China may see a modest rise in consumer prices which is inevitable and acceptable at a time when China is undergoing an economic transformation, a senior official at the country's top planning agency said.
China has to push reforms in the pricing of resources and levy charges to protect the environment, which could increase the costs to enterprises and eventually to consumers, Peng Sen, vice chairman of the National Development and Reform Commission, said in remarks published yesterday on the central government's website.
"However, as long as the rise in prices can be controlled within a reasonable range that is notably lower than the rate of economic expansion and income growth, such a controlled and mild increase will be acceptable to society," Peng said.

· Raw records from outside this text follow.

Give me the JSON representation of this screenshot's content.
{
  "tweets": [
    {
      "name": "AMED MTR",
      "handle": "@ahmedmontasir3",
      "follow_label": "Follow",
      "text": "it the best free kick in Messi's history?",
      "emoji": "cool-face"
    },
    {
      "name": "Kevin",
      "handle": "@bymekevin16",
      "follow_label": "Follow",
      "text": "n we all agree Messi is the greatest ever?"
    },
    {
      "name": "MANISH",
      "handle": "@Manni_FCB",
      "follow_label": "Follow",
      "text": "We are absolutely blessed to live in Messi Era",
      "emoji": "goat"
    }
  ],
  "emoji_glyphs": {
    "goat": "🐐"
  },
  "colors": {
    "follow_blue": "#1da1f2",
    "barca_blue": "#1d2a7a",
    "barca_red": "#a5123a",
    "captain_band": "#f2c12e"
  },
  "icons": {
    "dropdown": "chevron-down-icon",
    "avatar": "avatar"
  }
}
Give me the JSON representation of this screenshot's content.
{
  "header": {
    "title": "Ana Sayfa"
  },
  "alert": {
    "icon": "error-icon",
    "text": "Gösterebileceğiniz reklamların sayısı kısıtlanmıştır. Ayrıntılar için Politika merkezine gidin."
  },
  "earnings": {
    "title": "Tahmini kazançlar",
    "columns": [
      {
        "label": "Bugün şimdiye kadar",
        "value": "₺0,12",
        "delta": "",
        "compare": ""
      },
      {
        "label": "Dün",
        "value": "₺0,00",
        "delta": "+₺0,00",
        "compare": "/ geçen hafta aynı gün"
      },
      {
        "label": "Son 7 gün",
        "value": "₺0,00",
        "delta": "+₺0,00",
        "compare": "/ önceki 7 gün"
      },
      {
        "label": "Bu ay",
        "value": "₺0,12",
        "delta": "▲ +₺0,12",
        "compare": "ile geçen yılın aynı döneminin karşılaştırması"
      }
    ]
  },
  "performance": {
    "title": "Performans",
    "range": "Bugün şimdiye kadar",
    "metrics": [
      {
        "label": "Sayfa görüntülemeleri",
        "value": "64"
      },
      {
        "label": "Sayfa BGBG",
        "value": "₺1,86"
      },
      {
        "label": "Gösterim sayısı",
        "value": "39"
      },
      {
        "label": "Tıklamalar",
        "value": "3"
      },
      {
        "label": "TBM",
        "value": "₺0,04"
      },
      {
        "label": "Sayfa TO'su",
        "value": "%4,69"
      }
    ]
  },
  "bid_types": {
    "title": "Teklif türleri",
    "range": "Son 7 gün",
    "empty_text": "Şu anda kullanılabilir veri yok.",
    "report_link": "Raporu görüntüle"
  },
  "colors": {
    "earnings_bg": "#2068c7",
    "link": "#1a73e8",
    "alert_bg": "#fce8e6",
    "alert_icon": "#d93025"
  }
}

China's Consumer Price Index, the main gauge of inflation, rose 3.6 percent in March from a year earlier, accelerating from a 3.2 percent increase in February. The March reading was higher than expected partly because of higher food costs. The higher inflation made it harder for the government to adopt stimulus measures needed to forestall a hard landing in the world's second-largest economy.
Premier Wen Jiabao last month set a 4 percent target for inflation this year, which some economists said is higher than expected and could offer room for more reforms in energy and utility pricing, which may see higher bills for petrol, electricity and gas.
Peng's remarks also came at a time when Chinese consumers are facing a new round of price increases in daily necessities.